* At the time of his confirmation, and begin the attack. The Austrian when the archbishop asked his name, general then exclaimed: •We surBonaparte answered it with an open. render unconditionally.' Dess and confidence that formed a “ Thus three Austrian battalions, singular contrast with the timid and consisting of four thousand men and downcast looks of his comrades. The two hundred hulans, having the adDame of Napoleon being rather un vantage of four pieces of cannon, and Common, escaped the archbishop, who drawn up in order of battle, laid desired him to repeat it, which Bo- down their arms to twelve hundred Daparte did, with a little appearance republicans. P.51, 52, 53. of impatience. The assisting minister At the end of the seventh chapter remarked to the prelate: Napo- we find the following circumstance. * leon! I do not know that saint.' “ On the night ensuing the long and • Parbleu, I believe it,' replied Bona- dreadful battle of Arcola, Bonaparte parte, 'the saint is a Corsican.' P. disguised himself in the dress of an il.

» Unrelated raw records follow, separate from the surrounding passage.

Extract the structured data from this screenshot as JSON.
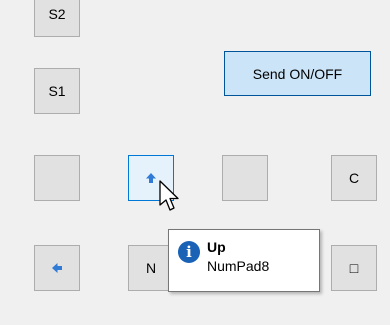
{
  "keypad": {
    "row0": {
      "s2_label": "S2"
    },
    "row1": {
      "s1_label": "S1",
      "send_label": "Send ON/OFF"
    },
    "row2": {
      "blank1_label": "",
      "up_icon": "up-arrow-icon",
      "blank2_label": "",
      "c_label": "C"
    },
    "row3": {
      "left_icon": "left-arrow-icon",
      "n_label": "N",
      "blank3_label": "",
      "square_label": "□"
    }
  },
  "tooltip": {
    "icon": "info-icon",
    "icon_glyph": "i",
    "title": "Up",
    "subtitle": "NumPad8"
  },
  "colors": {
    "arrow": "#2f7bd6",
    "hover_border": "#0078d7",
    "send_bg": "#cce4f7",
    "tooltip_icon": "#1a62b6"
  }
}
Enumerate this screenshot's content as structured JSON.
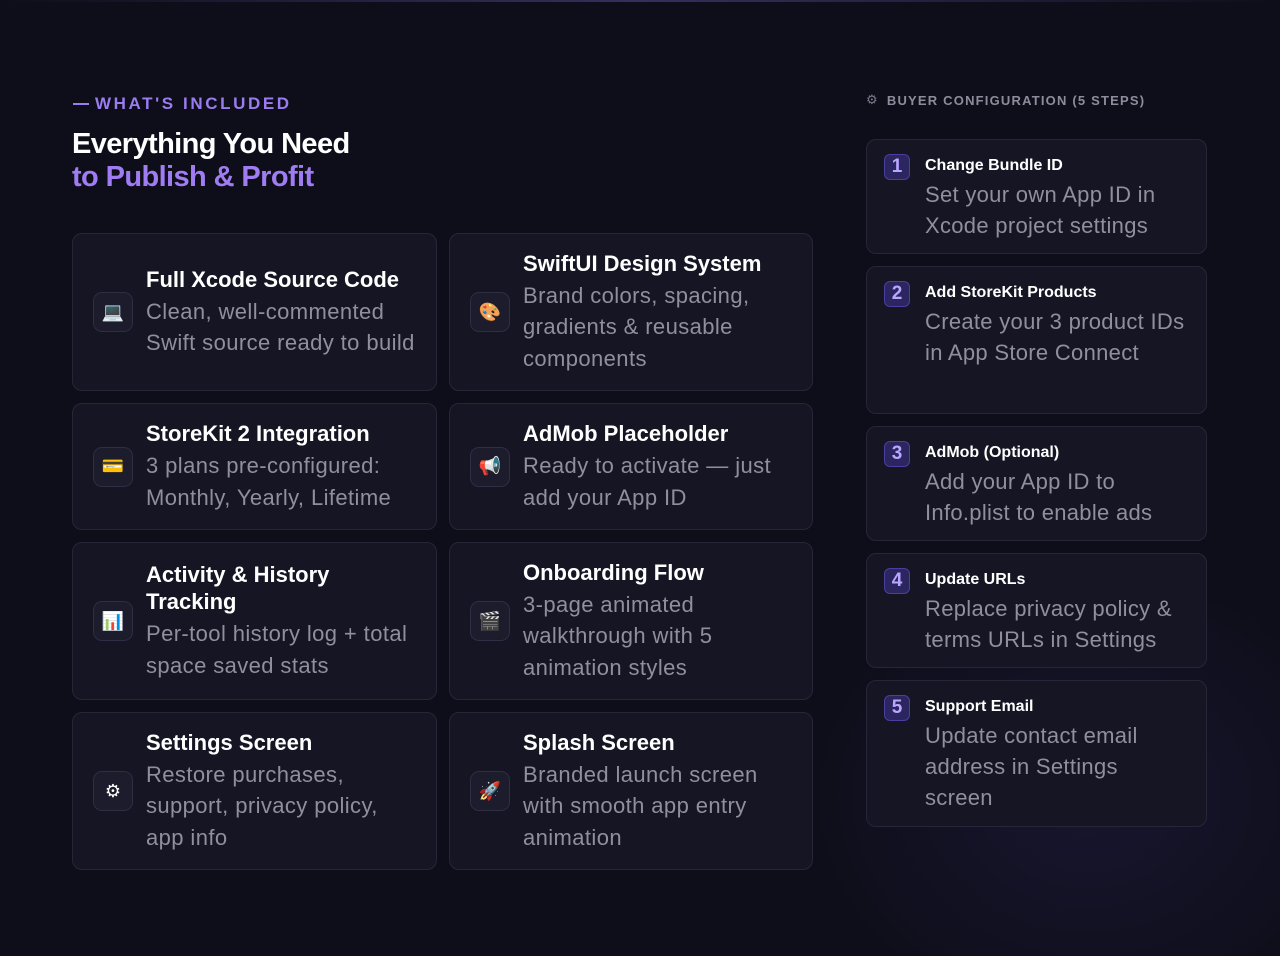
{
  "header": {
    "eyebrow": "WHAT'S INCLUDED",
    "title_line1": "Everything You Need",
    "title_line2": "to Publish & Profit"
  },
  "features": [
    {
      "icon": "laptop-icon",
      "glyph": "💻",
      "title": "Full Xcode Source Code",
      "desc": "Clean, well-commented Swift source ready to build"
    },
    {
      "icon": "palette-icon",
      "glyph": "🎨",
      "title": "SwiftUI Design System",
      "desc": "Brand colors, spacing, gradients & reusable components"
    },
    {
      "icon": "credit-card-icon",
      "glyph": "💳",
      "title": "StoreKit 2 Integration",
      "desc": "3 plans pre-configured: Monthly, Yearly, Lifetime"
    },
    {
      "icon": "megaphone-icon",
      "glyph": "📢",
      "title": "AdMob Placeholder",
      "desc": "Ready to activate — just add your App ID"
    },
    {
      "icon": "bar-chart-icon",
      "glyph": "📊",
      "title": "Activity & History Tracking",
      "desc": "Per-tool history log + total space saved stats"
    },
    {
      "icon": "clapperboard-icon",
      "glyph": "🎬",
      "title": "Onboarding Flow",
      "desc": "3-page animated walkthrough with 5 animation styles"
    },
    {
      "icon": "gear-icon",
      "glyph": "⚙",
      "title": "Settings Screen",
      "desc": "Restore purchases, support, privacy policy, app info"
    },
    {
      "icon": "rocket-icon",
      "glyph": "🚀",
      "title": "Splash Screen",
      "desc": "Branded launch screen with smooth app entry animation"
    }
  ],
  "config": {
    "heading": "BUYER CONFIGURATION (5 STEPS)",
    "heading_icon": "gear-icon",
    "steps": [
      {
        "num": "1",
        "title": "Change Bundle ID",
        "desc": "Set your own App ID in Xcode project settings"
      },
      {
        "num": "2",
        "title": "Add StoreKit Products",
        "desc": "Create your 3 product IDs in App Store Connect"
      },
      {
        "num": "3",
        "title": "AdMob (Optional)",
        "desc": "Add your App ID to Info.plist to enable ads"
      },
      {
        "num": "4",
        "title": "Update URLs",
        "desc": "Replace privacy policy & terms URLs in Settings"
      },
      {
        "num": "5",
        "title": "Support Email",
        "desc": "Update contact email address in Settings screen"
      }
    ]
  },
  "colors": {
    "background": "#0e0e1a",
    "accent": "#a07cf2",
    "card": "#151523",
    "muted_text": "#8f8f9e"
  }
}
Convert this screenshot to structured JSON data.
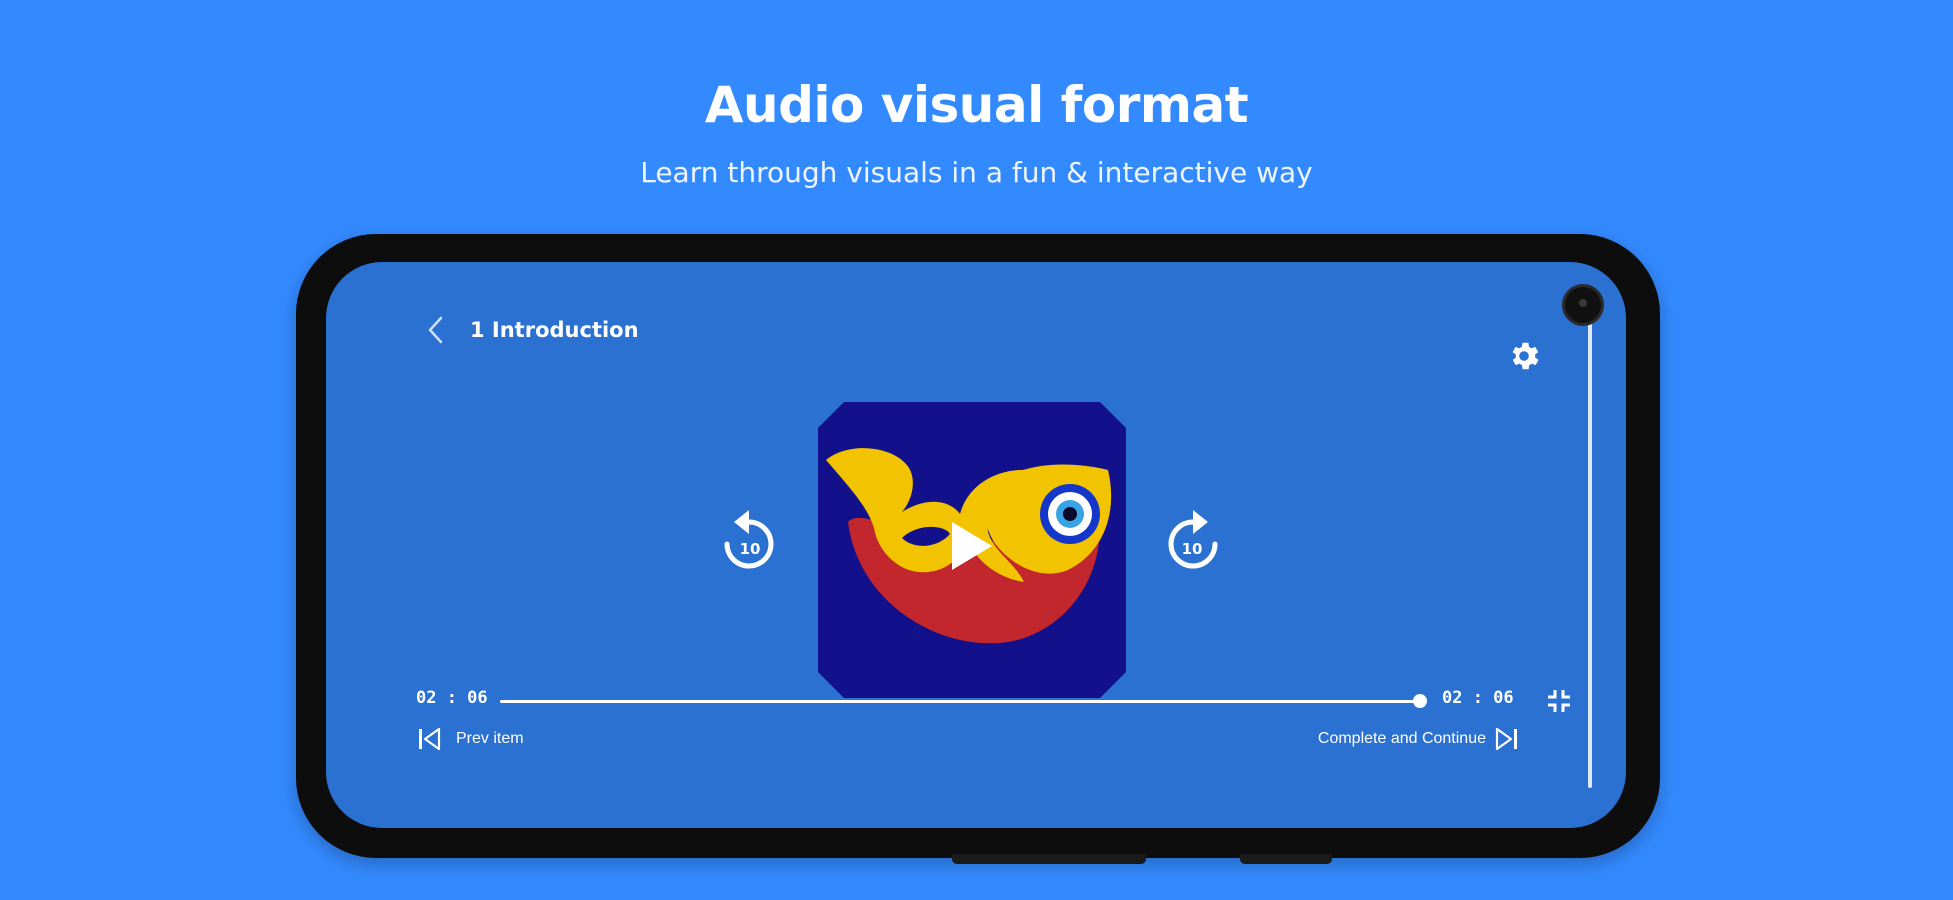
{
  "promo": {
    "headline": "Audio visual format",
    "subhead": "Learn through visuals in a fun & interactive way"
  },
  "player": {
    "title": "1 Introduction",
    "elapsed": "02 : 06",
    "duration": "02 : 06",
    "progress_fraction": 1.0,
    "skip_back_seconds": "10",
    "skip_forward_seconds": "10",
    "prev_label": "Prev item",
    "next_label": "Complete and Continue"
  },
  "icons": {
    "back": "chevron-left-icon",
    "settings": "gear-icon",
    "play": "play-icon",
    "rewind": "replay-10-icon",
    "forward": "forward-10-icon",
    "fullscreen": "fullscreen-exit-icon",
    "prev": "skip-previous-icon",
    "next": "skip-next-icon"
  },
  "colors": {
    "page_bg": "#338aff",
    "screen_bg": "#2a71d2",
    "thumb_bg": "#12108a",
    "fish_body": "#c1272d",
    "fish_fin": "#f2c300"
  }
}
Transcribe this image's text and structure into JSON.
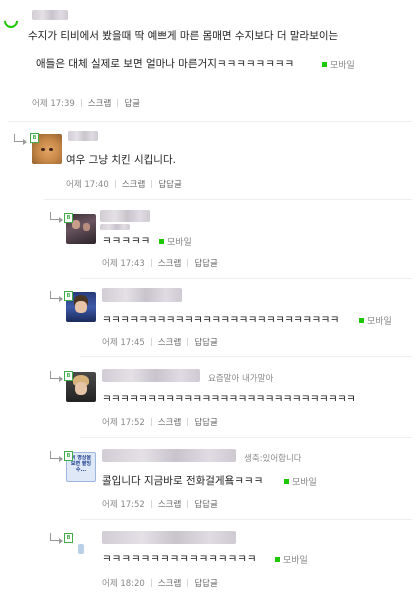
{
  "post": {
    "line1": "수지가 티비에서 봤을때 딱 예쁘게 마른 몸매면 수지보다 더 말라보이는",
    "line2": "애들은 대체 실제로 보면 얼마나 마른거지ㅋㅋㅋㅋㅋㅋㅋㅋ",
    "mobile": "모바일",
    "time": "어제 17:39",
    "scrap": "스크랩",
    "reply": "답글"
  },
  "comments": [
    {
      "text": "여우 그냥 치킨 시킵니다.",
      "time": "어제 17:40",
      "scrap": "스크랩",
      "reply": "답답글",
      "mobile": ""
    },
    {
      "text": "ㅋㅋㅋㅋㅋ",
      "time": "어제 17:43",
      "scrap": "스크랩",
      "reply": "답답글",
      "mobile": "모바일"
    },
    {
      "text": "ㅋㅋㅋㅋㅋㅋㅋㅋㅋㅋㅋㅋㅋㅋㅋㅋㅋㅋㅋㅋㅋㅋㅋㅋㅋㅋ",
      "time": "어제 17:45",
      "scrap": "스크랩",
      "reply": "답답글",
      "mobile": "모바일",
      "note": ""
    },
    {
      "text": "ㅋㅋㅋㅋㅋㅋㅋㅋㅋㅋㅋㅋㅋㅋㅋㅋㅋㅋㅋㅋㅋㅋㅋㅋㅋㅋㅋㅋ",
      "time": "어제 17:52",
      "scrap": "스크랩",
      "reply": "답답글",
      "mobile": "",
      "note": "요즘말아 내가말아"
    },
    {
      "text": "콜입니다 지금바로 전화걸게욬ㅋㅋㅋ",
      "time": "어제 17:52",
      "scrap": "스크랩",
      "reply": "답답글",
      "mobile": "모바일",
      "note": "생축:있어합니다",
      "avatar_text": "이 영상을 보면 팥빙수..."
    },
    {
      "text": "ㅋㅋㅋㅋㅋㅋㅋㅋㅋㅋㅋㅋㅋㅋㅋㅋ",
      "time": "어제 18:20",
      "scrap": "스크랩",
      "reply": "답답글",
      "mobile": "모바일"
    }
  ],
  "colors": {
    "accent": "#1ec800",
    "meta": "#888888"
  }
}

inferior officer, and traversed the His valour being noticed by the camp. In the course of his round he representatives with the army, at the discovered a centinel leaning on the siege of Toulon, he was advanced, but-end of his musket in a profound from an officer in a company of artil. sleep. Bonaparte, taking the musket lery, to the rank of general of bric from under him, placed his head gale. He was soon appointed ge- gently on the ground, and kept watch teral in chief of the army of Italy, for two hours in his stead ; at the end alter the French had received a of which the regular guard came to caeck by the arrival of General relieve him. On awakening, the solWurmser, and obliged to raise the dier was astonished at seeing a young sege of Mantua, and the number of officer doing duty for him; but when, troops with Bonaparte amounted only looking more attentively, he recogto twelve hundred men. At this time nised in this officer the commander an officer arrived from the enemy's in chief, his astonishment was conquarters, requesting a parley. He verted into terror, . The general ! was brought hood. winked before the —Bonaparte!' he exclaimed ; • I ain general : his errand was to declare, then undone.' Bonaparte, with the tiat the left wing of the French army utmost gentleness, replied, “Not so, was surrounded, and that his general fellow-soldier; recover yourself: after wished to know, whether the rest so much fatigue, a brave man like xere willing to surrender,
you may be allowed for a while to * Go, tell your general, replied sleep; but, in future, choose your Bonaparte,, if 'bis intention be to time better.” P. 68, 69. insult the French army, that I am “ At the signing of the prelimina. here; that it is he and his corps wlio ries at Leoben, which were the basis are prisoners ; that one of his con of the treaty of Campo-Formio, the